* **Exercise prompt**: A single figure is required: the number of lines below in which the word "package" occurs.
Data for analysis: Begin
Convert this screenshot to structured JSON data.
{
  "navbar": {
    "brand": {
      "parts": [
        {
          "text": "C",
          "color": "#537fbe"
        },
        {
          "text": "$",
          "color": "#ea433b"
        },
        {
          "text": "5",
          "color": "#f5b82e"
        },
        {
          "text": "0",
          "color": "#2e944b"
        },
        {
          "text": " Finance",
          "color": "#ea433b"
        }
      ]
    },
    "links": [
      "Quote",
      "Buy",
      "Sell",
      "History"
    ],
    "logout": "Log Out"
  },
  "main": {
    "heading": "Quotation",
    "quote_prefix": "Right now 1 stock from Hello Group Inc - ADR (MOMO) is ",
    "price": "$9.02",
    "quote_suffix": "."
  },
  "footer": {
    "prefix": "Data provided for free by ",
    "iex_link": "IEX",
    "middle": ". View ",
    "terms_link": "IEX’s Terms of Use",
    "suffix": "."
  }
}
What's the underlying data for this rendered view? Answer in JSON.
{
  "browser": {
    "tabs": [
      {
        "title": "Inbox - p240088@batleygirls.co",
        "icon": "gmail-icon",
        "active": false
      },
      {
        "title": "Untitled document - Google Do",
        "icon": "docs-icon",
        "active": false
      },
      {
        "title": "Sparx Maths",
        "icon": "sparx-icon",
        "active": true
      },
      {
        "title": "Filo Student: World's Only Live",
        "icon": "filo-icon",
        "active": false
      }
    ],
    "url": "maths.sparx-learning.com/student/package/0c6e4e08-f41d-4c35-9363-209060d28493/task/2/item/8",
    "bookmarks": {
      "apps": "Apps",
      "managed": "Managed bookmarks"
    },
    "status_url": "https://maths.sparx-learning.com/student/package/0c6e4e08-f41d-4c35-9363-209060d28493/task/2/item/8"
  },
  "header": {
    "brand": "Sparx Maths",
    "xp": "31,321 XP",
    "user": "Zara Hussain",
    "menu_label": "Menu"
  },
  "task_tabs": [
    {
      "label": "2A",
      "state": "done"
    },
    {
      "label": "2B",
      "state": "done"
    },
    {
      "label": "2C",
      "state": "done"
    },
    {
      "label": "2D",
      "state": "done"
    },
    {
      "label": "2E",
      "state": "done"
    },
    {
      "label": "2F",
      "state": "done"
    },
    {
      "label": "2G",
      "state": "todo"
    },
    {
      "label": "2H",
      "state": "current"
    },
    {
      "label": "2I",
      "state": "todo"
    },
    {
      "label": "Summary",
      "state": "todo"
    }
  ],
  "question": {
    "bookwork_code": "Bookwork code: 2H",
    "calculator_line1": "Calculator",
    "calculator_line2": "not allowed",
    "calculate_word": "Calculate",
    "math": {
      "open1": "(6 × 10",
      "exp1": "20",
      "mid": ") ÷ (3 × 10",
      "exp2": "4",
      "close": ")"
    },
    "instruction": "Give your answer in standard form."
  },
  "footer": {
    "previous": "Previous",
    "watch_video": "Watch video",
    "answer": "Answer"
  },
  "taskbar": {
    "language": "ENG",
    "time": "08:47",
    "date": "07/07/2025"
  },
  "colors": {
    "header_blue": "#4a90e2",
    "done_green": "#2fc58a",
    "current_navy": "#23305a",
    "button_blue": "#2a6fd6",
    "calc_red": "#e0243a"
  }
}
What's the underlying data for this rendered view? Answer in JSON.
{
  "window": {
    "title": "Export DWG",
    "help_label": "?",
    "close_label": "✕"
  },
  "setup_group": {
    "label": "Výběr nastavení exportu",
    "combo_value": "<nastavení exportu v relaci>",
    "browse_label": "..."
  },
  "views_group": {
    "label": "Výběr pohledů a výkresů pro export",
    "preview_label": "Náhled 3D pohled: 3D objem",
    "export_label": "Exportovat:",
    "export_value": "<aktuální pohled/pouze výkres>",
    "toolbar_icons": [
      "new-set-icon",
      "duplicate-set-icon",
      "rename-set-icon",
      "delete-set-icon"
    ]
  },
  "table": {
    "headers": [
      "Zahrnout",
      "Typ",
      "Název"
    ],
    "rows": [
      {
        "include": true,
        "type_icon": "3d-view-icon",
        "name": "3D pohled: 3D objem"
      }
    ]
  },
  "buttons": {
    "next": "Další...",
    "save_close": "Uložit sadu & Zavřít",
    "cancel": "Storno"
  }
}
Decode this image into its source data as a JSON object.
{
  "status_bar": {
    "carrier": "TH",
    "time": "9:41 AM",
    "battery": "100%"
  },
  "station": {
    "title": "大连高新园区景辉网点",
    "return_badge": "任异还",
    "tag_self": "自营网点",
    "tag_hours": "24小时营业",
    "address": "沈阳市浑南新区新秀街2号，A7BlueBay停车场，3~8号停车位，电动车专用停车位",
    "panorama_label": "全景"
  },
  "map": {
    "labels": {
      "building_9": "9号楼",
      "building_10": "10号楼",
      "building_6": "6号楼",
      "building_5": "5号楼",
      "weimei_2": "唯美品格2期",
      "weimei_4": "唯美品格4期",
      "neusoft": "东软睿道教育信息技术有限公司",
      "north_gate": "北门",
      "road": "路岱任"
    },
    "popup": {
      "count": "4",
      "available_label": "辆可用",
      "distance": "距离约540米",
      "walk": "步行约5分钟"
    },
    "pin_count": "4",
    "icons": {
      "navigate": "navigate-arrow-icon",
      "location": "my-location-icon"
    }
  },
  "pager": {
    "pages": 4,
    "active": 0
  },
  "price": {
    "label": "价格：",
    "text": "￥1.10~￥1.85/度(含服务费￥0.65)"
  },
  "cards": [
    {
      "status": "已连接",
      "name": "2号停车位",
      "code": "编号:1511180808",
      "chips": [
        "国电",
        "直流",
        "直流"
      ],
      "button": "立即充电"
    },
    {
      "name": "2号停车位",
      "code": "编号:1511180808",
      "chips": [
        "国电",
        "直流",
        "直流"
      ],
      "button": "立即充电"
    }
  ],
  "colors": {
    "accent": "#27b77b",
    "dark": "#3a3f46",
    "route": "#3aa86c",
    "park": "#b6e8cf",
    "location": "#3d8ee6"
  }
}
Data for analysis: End
* **Answer to this problem**: 2